To be clear, I’m not suggesting that the film is pulling out the rug from under Snow White. The movie seems confident that Snow White’s kindness is a virtue. Just look what it does for the family of animals and dwarfs she finds in the woods, or how distraught this family is at her funeral. If anything the movie suggests that she’s too good for this world.
This is relevant to religion because of how it presents exaltation. With belief there is the tendency to look forward to exaltation so earnestly that we buy into steep and dire prepositions concerning the nature of goodness: heaven is the safe base where we won’t have to worry anymore, and the earthly existence we have to wade through in the meantime is just an unforgiving hellscape. And this world is just too rotten for goodness anyways.
This mode of thinking is dangerous because of how it devalues the significance of goodness in a fallen world. Snow White’s life was fuller for the goodness she extended to her new family. Similarly, our own lives become more meaningful when we choose to carry heaven’s light into the world despite its thorns.
A gentler reading might conclude that even as Snow White’s goodness leaves her vulnerable to forces that would do her harm (the Evil Queen), it also draws to her allies and protection (the dwarves and animals) who make up the difference. Even The Prince, whose salvific kiss brings her back from death, was endeared to Snow White because of her charity and hope. Light begets light. Kindness finds kindness. Snow White’s goodness is its own safety net.

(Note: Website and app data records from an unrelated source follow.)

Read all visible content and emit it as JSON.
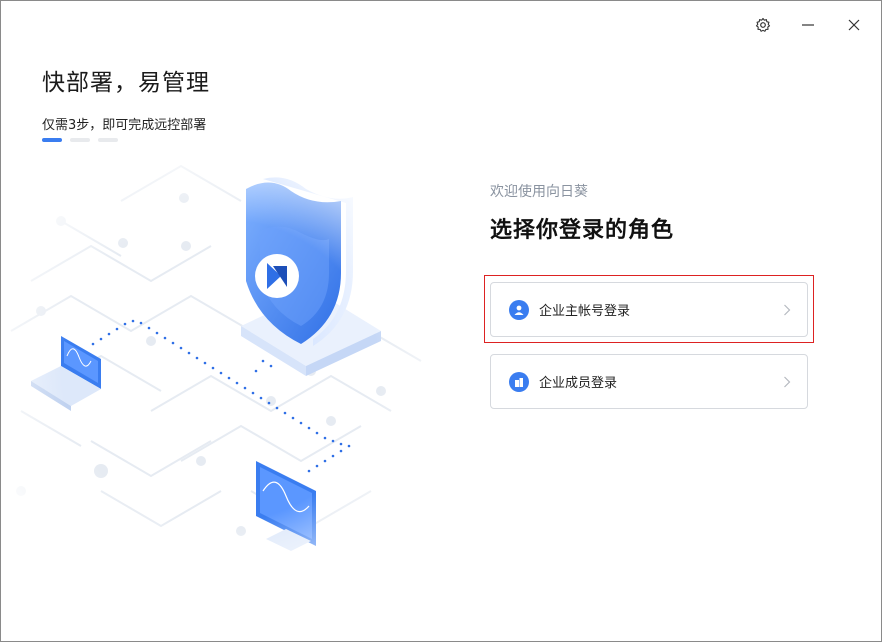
{
  "window": {
    "controls": {
      "settings_icon": "gear-icon",
      "minimize_icon": "minimize-icon",
      "close_icon": "close-icon"
    }
  },
  "left": {
    "headline": "快部署，易管理",
    "subline": "仅需3步，即可完成远控部署",
    "steps": {
      "total": 3,
      "current": 1
    }
  },
  "right": {
    "welcome": "欢迎使用向日葵",
    "title": "选择你登录的角色",
    "roles": [
      {
        "label": "企业主帐号登录",
        "icon": "user-icon",
        "selected": true
      },
      {
        "label": "企业成员登录",
        "icon": "building-icon",
        "selected": false
      }
    ]
  },
  "colors": {
    "accent": "#3a7df0",
    "highlight_border": "#dd2222"
  }
}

We know heaven is for the pure in heart, but maybe they have a place on earth as well.